      There’s little doubt that this news, if confirmed, will have an impact on the betting markets and we expect to see the Clarke price harden. You can still get 14/1 with a conventional bookie but we do not expect that level to stay very long.

    The problem for Clarke is that this sort of policy u-turn could be portrayed in a bad light by the David Davis camp and we saw yesterday on the site how one of the people linked to Bloggers for David Davis was ready to rush in and put the boot into the former Chancellor. In fact some of the language used was possibly defamatory and for the first time in several months I had to moderate a comment.

    Mike Smithson


    Suddenly Ken Clarke is back in fashion again

    Wednesday, August 10th, 2005

      What’s behind the betting move towards the veteran campaigner?


    It’s some time since we featured our chart showing prices changes in the Tory leadership race because there’s been so little movement.
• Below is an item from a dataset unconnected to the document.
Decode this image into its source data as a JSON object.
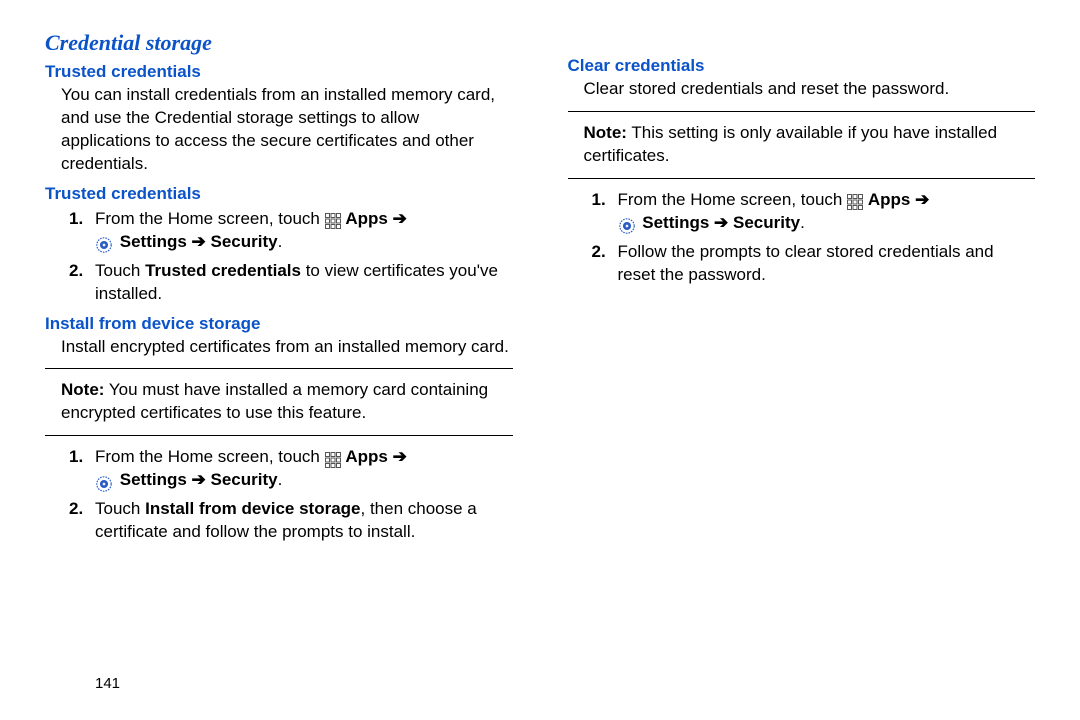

For weeks the implied probability based on best betting prices has David Davis at more than 55%; David Cameron on 22% and the rest of the field almost nowhere – except Ken Clarke.

    For the former Tory Chancellor has seen a recovery and is not far off the peak that he reached immediately after the French Euro Referendum “NON” which many commentators saw as giving Ken a chance because it would take the EU out of the political argument.

    The current market view seems to be that if the two Davids slip up then Ken Clarke could be the man. We are not convinced.

      Whether the final decision is left in the hands of the Tory membership or Tory MPs we cannot see the former Chancellor overcoming the hostility there is towards him. Even though the EU might not be the issue it was it is still there and Clarke’s strong pro-position sets him apart from so many in his party.

    The current betting price surge is probably the product of his high name recognition and the view of many outside the party, including me, who think that it is glaringly obvious that he is the right man to take on Tony Blair and Gordon Brown. Much of Brown’s reputation for financial management derives from what he inherited from Ken Clarke in 1997 and what better person could the Tories have facing him across the dispatch boxes?

    The Brown technique is to overwhelm opponents with streams of statistics which Clarke could handle very well.

    As we have seen in the discussions on the site it is not the outside view that matters. Clarke will run and Clarke will lose again.

    Mike Smithson